    To estimate how much is yet to be learned in mechanical engineering, we have only to apply the same test, and when we contrast the great variance between the designs of machines and the diversity of their operation, even when applied to similar purposes, their imperfection is at once apparent. It must, however, be considered that if the rules of construction were uniform, and the principles of machine operation as well understood as the strength and arrangement of material in permanent structures, still there would remain the difficulty of adaptation to new [15] processes, which are continually being developed.The main point in hardening and the most that can be done to avoid irregular contraction, is to apply the bath so that it will act first and strongest on the thickest parts. If a piece is tapering or in the form of a wedge, the thick end should enter the bath first; a cold chisel for instance that is wide enough to endanger cracking should be put into the bath with the head [116] downward.

    A milling tool with twenty edges should represent as much wearing capacity as a like number of separate tools, and may be said to equal twenty duplicate tools; hence, in cutting grooves, notches, or similar work, a milling tool is equivalent to a large number of duplicate single tools, which cannot be made or set with the same truth; so that milling secures accuracy and duplication, objects which are in many cases more important than speed.

    If a cutting movement were performed by the tool supports, it would necessarily follow that the larger a piece to be planed, and the greater the distance from the platen to the cutting point, the farther a tool must be from its supports; a reversal of the conditions required; because the heavier the work the greater the cutting strain will be, and the tool supports less able to withstand the strains to be resisted.

    Cores expand when heated, and require an allowance in their dimensions the reverse from patterns; this is especially the case when the cores are made upon iron frames. For cylindrical cores less than six inches diameter, or less than two feet long, expansion need not be taken into account by pattern-makers, but for large cores careful calculation is required. The expansion of cores is as the amount of heat imparted to them, and the amount of heat taken up is dependent upon the quantity of metal that may surround the core and its conducting power.CHAPTER IX. WIND-POWER.Pens will generally fill by capillary attraction; if not, they should be made wet by being dipped into water; they should not be put into the mouth to wet them, as there is danger of poison from some kinds of ink, and the habit is not a neat one.

    Examining machines made by the best designers, it will be found that their dimensions bear but little if any reference to calculated strains, especially in machines involving rapid motion. Accidents destroy constants, and a draughtsman or designer who does not combine special and experimental knowledge with what he may learn from general sources, will find his services to [89]be of but little value in actual practice.The arrangement of patterns with reference to having certain parts of castings solid and clean is an important matter, yet one that is comparatively easy to understand. Supposing the iron in a mould to be in a melted state, and to contain, as it always must, loose sand and 'scruff,' and that the weight of the dirt is to melted iron as the weight of cork is to water, it is easy to see where this dirt would lodge, and where it would be found in the castings. The top of a mould or cope, as it is called, contains the dirt, while the bottom or drag side is generally clean and sound: the rule is to arrange patterns so that the surfaces to be finished will come on the bottom or drag side.

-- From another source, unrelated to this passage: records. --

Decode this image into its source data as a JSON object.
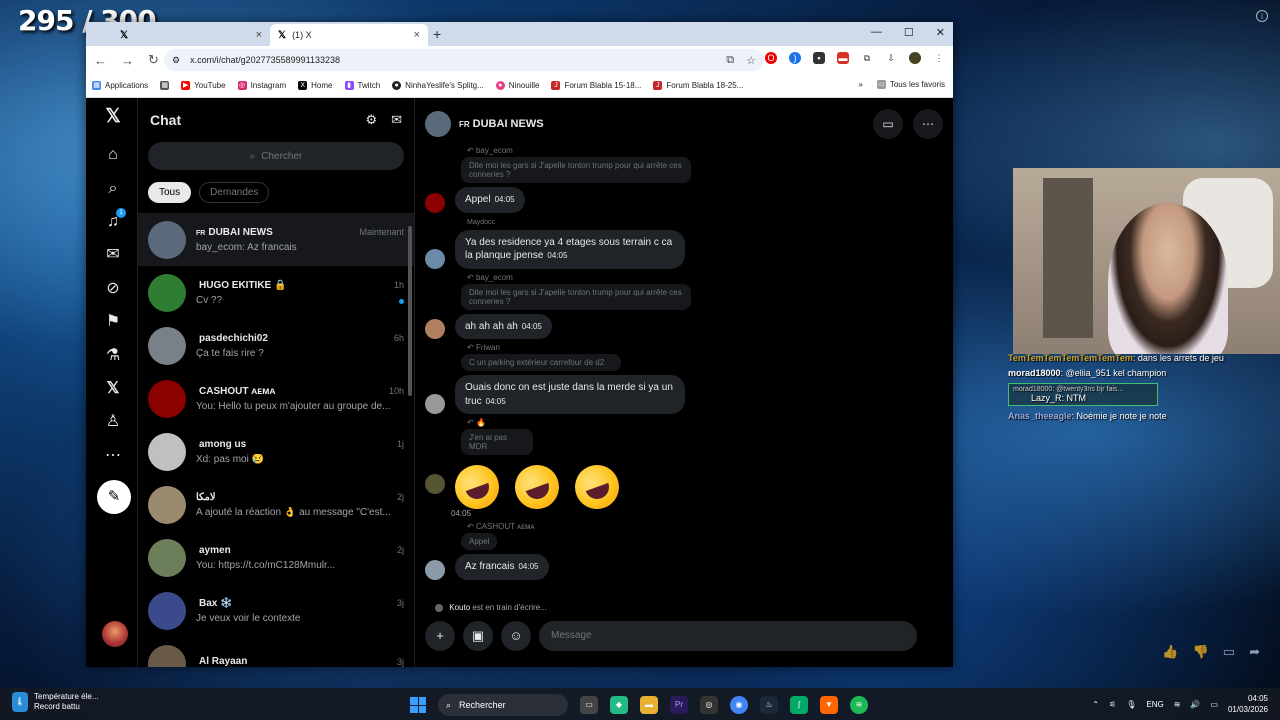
{
  "overlay": {
    "counter": "295 / 300"
  },
  "browser": {
    "tabs": [
      {
        "label": ""
      },
      {
        "label": "(1) X"
      }
    ],
    "url": "x.com/i/chat/g2027735589991133238",
    "bookmarks": [
      {
        "label": "Applications",
        "color": "#4285f4"
      },
      {
        "label": "YouTube",
        "color": "#ff0000"
      },
      {
        "label": "Instagram",
        "color": "#d62976"
      },
      {
        "label": "Home",
        "color": "#000000"
      },
      {
        "label": "Twitch",
        "color": "#9146ff"
      },
      {
        "label": "NinhaYeslife's Splitg...",
        "color": "#222222"
      },
      {
        "label": "Ninouille",
        "color": "#e83e8c"
      },
      {
        "label": "Forum Blabla 15-18...",
        "color": "#c62828"
      },
      {
        "label": "Forum Blabla 18-25...",
        "color": "#c62828"
      }
    ],
    "all_bookmarks": "Tous les favoris"
  },
  "chat": {
    "title": "Chat",
    "search_placeholder": "Chercher",
    "filters": [
      "Tous",
      "Demandes"
    ],
    "conversations": [
      {
        "flag": "FR",
        "name": "DUBAI NEWS",
        "time": "Maintenant",
        "preview": "bay_ecom: Az francais",
        "color": "#5a6a7a"
      },
      {
        "flag": "",
        "name": "HUGO EKITIKE 🔒",
        "time": "1h",
        "preview": "Cv ??",
        "color": "#2e7d32"
      },
      {
        "flag": "",
        "name": "pasdechichi02",
        "time": "6h",
        "preview": "Ça te fais rire ?",
        "color": "#7a8088"
      },
      {
        "flag": "",
        "name": "CASHOUT ᴀᴇᴍᴀ",
        "time": "10h",
        "preview": "You: Hello tu peux m'ajouter au groupe de...",
        "color": "#8b0000"
      },
      {
        "flag": "",
        "name": "among us",
        "time": "1j",
        "preview": "Xd: pas moi 😢",
        "color": "#c0c0c0"
      },
      {
        "flag": "",
        "name": "لامكا",
        "time": "2j",
        "preview": "A ajouté la réaction 👌 au message \"C'est...",
        "color": "#9a8a70"
      },
      {
        "flag": "",
        "name": "aymen",
        "time": "2j",
        "preview": "You: https://t.co/mC128Mmulr...",
        "color": "#6d7f5a"
      },
      {
        "flag": "",
        "name": "Bax ❄️",
        "time": "3j",
        "preview": "Je veux voir le contexte",
        "color": "#3b4a8a"
      },
      {
        "flag": "",
        "name": "Al Rayaan",
        "time": "3j",
        "preview": "",
        "color": "#6a5a4a"
      }
    ]
  },
  "conversation": {
    "group_flag": "FR",
    "group_name": "DUBAI NEWS",
    "messages": [
      {
        "reply_to": "bay_ecom",
        "quote": "Dite moi les gars si J'apelle tonton trump pour qui arrête ces conneries ?"
      },
      {
        "text": "Appel",
        "time": "04:05"
      },
      {
        "sender": "Maydocc"
      },
      {
        "text": "Ya des residence ya 4 etages sous terrain c ca la planque jpense",
        "time": "04:05"
      },
      {
        "reply_to": "bay_ecom",
        "quote": "Dite moi les gars si J'apelle tonton trump pour qui arrête ces conneries ?"
      },
      {
        "text": "ah ah ah ah",
        "time": "04:05"
      },
      {
        "reply_to": "Friwan",
        "quote": "C un parking extérieur carrefour de d2"
      },
      {
        "text": "Ouais donc on est juste dans la merde si ya un truc",
        "time": "04:05"
      },
      {
        "reply_to": "🔥",
        "quote": "J'en ai pas MDR"
      },
      {
        "emoji_time": "04:05"
      },
      {
        "reply_to": "CASHOUT ᴀᴇᴍᴀ",
        "quote": "Appel"
      },
      {
        "text": "Az francais",
        "time": "04:05"
      }
    ],
    "typing_user": "Kouto",
    "typing_text": "est en train d'écrire...",
    "composer_placeholder": "Message"
  },
  "stream_chat": [
    {
      "user": "TemTemTemTemTemTemTem",
      "text": "dans les arrets de jeu"
    },
    {
      "user": "morad18000",
      "text": "@eliia_951 kel champion"
    },
    {
      "user": "morad18000",
      "text": "@twenty3ns bjr fais..."
    },
    {
      "user": "Lazy_R",
      "text": "NTM"
    },
    {
      "user": "Anas_theeagle",
      "text": "Noémie je note je note"
    }
  ],
  "taskbar": {
    "weather_title": "Température éle...",
    "weather_sub": "Record battu",
    "search": "Rechercher",
    "lang": "ENG",
    "time": "04:05",
    "date": "01/03/2026"
  }
}
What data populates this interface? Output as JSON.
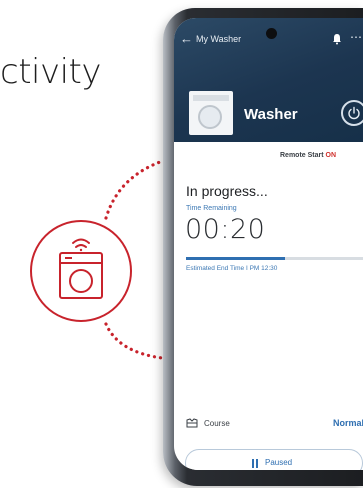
{
  "headline": "ctivity",
  "app": {
    "back_icon": "arrow-left-icon",
    "title": "My Washer",
    "notification_icon": "bell-icon",
    "more_icon": "more-dots-icon"
  },
  "device": {
    "name": "Washer",
    "thumbnail_icon": "washer-icon",
    "power_icon": "power-icon"
  },
  "remote_start": {
    "label": "Remote Start",
    "state": "ON"
  },
  "status": {
    "title": "In progress...",
    "time_remaining_label": "Time Remaining",
    "time_remaining": "00:20",
    "progress_fraction": 0.55,
    "end_time": "Estimated End Time I PM 12:30"
  },
  "course": {
    "icon": "course-icon",
    "label": "Course",
    "value": "Normal"
  },
  "pause_button": {
    "icon": "pause-icon",
    "label": "Paused"
  },
  "colors": {
    "header_bg": "#1c3550",
    "accent_blue": "#2f6fb1",
    "accent_red": "#d0312d",
    "connection_red": "#c8232c"
  }
}
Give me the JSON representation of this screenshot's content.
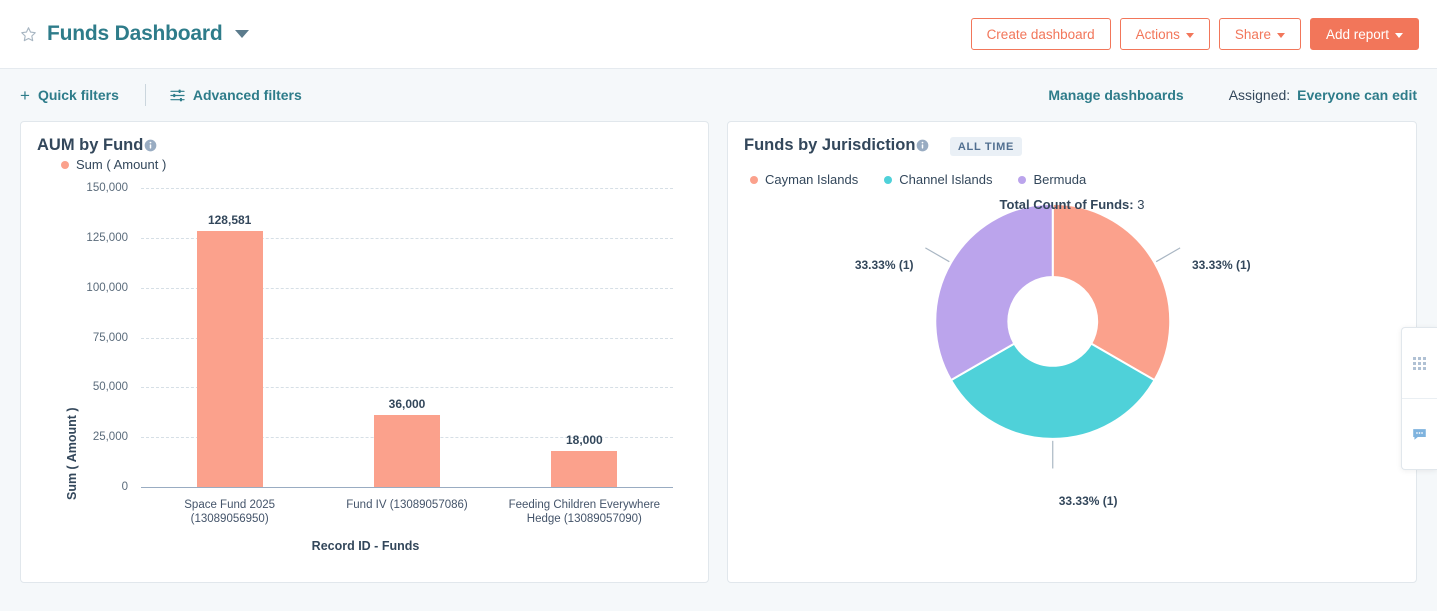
{
  "header": {
    "star_icon": "star-outline-icon",
    "title": "Funds Dashboard",
    "caret_icon": "chevron-down-icon",
    "buttons": {
      "create_dashboard": "Create dashboard",
      "actions": "Actions",
      "share": "Share",
      "add_report": "Add report"
    },
    "primary_color": "#F2765A",
    "title_color": "#2E7C8A"
  },
  "filterbar": {
    "plus_icon": "plus-icon",
    "quick_filters": "Quick filters",
    "sliders_icon": "sliders-icon",
    "advanced_filters": "Advanced filters",
    "manage_dashboards": "Manage dashboards",
    "assigned_label": "Assigned:",
    "assigned_value": "Everyone can edit"
  },
  "cards": [
    {
      "title": "AUM by Fund",
      "info_icon": "info-circle-icon",
      "legend": [
        {
          "label": "Sum ( Amount )",
          "color": "#FBA18C"
        }
      ]
    },
    {
      "title": "Funds by Jurisdiction",
      "info_icon": "info-circle-icon",
      "badge": "ALL TIME",
      "legend": [
        {
          "label": "Cayman Islands",
          "color": "#FBA18C"
        },
        {
          "label": "Channel Islands",
          "color": "#4FD1D9"
        },
        {
          "label": "Bermuda",
          "color": "#BBA4EC"
        }
      ]
    }
  ],
  "chart_data": [
    {
      "type": "bar",
      "title": "AUM by Fund",
      "xlabel": "Record ID - Funds",
      "ylabel": "Sum ( Amount )",
      "ylim": [
        0,
        150000
      ],
      "yticks": [
        "0",
        "25,000",
        "50,000",
        "75,000",
        "100,000",
        "125,000",
        "150,000"
      ],
      "ytick_values": [
        0,
        25000,
        50000,
        75000,
        100000,
        125000,
        150000
      ],
      "grid": true,
      "legend_position": "top-left",
      "series_name": "Sum ( Amount )",
      "bar_color": "#FBA18C",
      "categories": [
        "Space Fund 2025 (13089056950)",
        "Fund IV (13089057086)",
        "Feeding Children Everywhere Hedge (13089057090)"
      ],
      "category_lines": [
        [
          "Space Fund 2025",
          "(13089056950)"
        ],
        [
          "Fund IV (13089057086)",
          ""
        ],
        [
          "Feeding Children Everywhere",
          "Hedge (13089057090)"
        ]
      ],
      "values": [
        128581,
        36000,
        18000
      ],
      "value_labels": [
        "128,581",
        "36,000",
        "18,000"
      ]
    },
    {
      "type": "pie",
      "title": "Funds by Jurisdiction",
      "subtitle": "ALL TIME",
      "center_label_bold": "Total Count of Funds:",
      "center_label_value": "3",
      "total": 3,
      "donut": true,
      "legend_position": "top",
      "labels": [
        "Cayman Islands",
        "Channel Islands",
        "Bermuda"
      ],
      "values": [
        1,
        1,
        1
      ],
      "percentages": [
        "33.33%",
        "33.33%",
        "33.33%"
      ],
      "data_labels": [
        "33.33% (1)",
        "33.33% (1)",
        "33.33% (1)"
      ],
      "colors": [
        "#FBA18C",
        "#4FD1D9",
        "#BBA4EC"
      ]
    }
  ],
  "float_panel": {
    "grid_icon": "grid-drag-icon",
    "chat_icon": "chat-bubble-icon"
  }
}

    There is not a more generous or kindly feeling in the world than that with which a skilled mechanic will share his knowledge with those who have gained his esteem, and who he thinks merit and desire the aid that he can give.